§ Data section:

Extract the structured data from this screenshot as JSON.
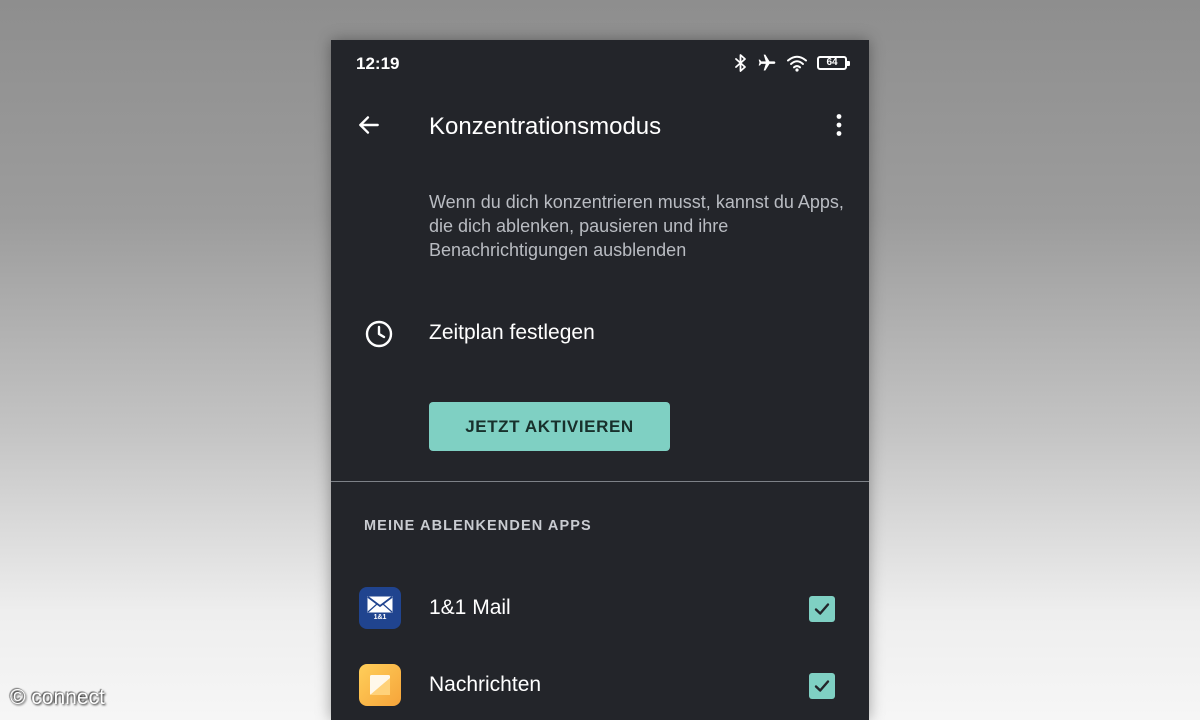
{
  "status_bar": {
    "time": "12:19",
    "battery_level": "64",
    "icons": [
      "bluetooth-icon",
      "airplane-mode-icon",
      "wifi-icon",
      "battery-icon"
    ]
  },
  "header": {
    "title": "Konzentrationsmodus",
    "back_icon": "arrow-back-icon",
    "menu_icon": "more-vert-icon"
  },
  "description": "Wenn du dich konzentrieren musst, kannst du Apps, die dich ablenken, pausieren und ihre Benachrichtigungen ausblenden",
  "schedule": {
    "label": "Zeitplan festlegen",
    "icon": "clock-icon"
  },
  "activate_button": "JETZT AKTIVIEREN",
  "section_header": "MEINE ABLENKENDEN APPS",
  "apps": [
    {
      "name": "1&1 Mail",
      "icon_badge": "1&1",
      "checked": true
    },
    {
      "name": "Nachrichten",
      "checked": true
    }
  ],
  "watermark": "© connect",
  "colors": {
    "screen_background": "#23252a",
    "accent": "#7fd0c3",
    "mail_icon": "#20448f",
    "messages_icon": "#f6a43a"
  }
}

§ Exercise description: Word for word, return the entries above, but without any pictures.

§ Written answer:
Extract the structured data from this screenshot as JSON.
{
  "status_bar": {
    "time": "12:19",
    "battery_level": "64",
    "icons": [
      "bluetooth-icon",
      "airplane-mode-icon",
      "wifi-icon",
      "battery-icon"
    ]
  },
  "header": {
    "title": "Konzentrationsmodus",
    "back_icon": "arrow-back-icon",
    "menu_icon": "more-vert-icon"
  },
  "description": "Wenn du dich konzentrieren musst, kannst du Apps, die dich ablenken, pausieren und ihre Benachrichtigungen ausblenden",
  "schedule": {
    "label": "Zeitplan festlegen",
    "icon": "clock-icon"
  },
  "activate_button": "JETZT AKTIVIEREN",
  "section_header": "MEINE ABLENKENDEN APPS",
  "apps": [
    {
      "name": "1&1 Mail",
      "icon_badge": "1&1",
      "checked": true
    },
    {
      "name": "Nachrichten",
      "checked": true
    }
  ],
  "watermark": "© connect",
  "colors": {
    "screen_background": "#23252a",
    "accent": "#7fd0c3",
    "mail_icon": "#20448f",
    "messages_icon": "#f6a43a"
  }
}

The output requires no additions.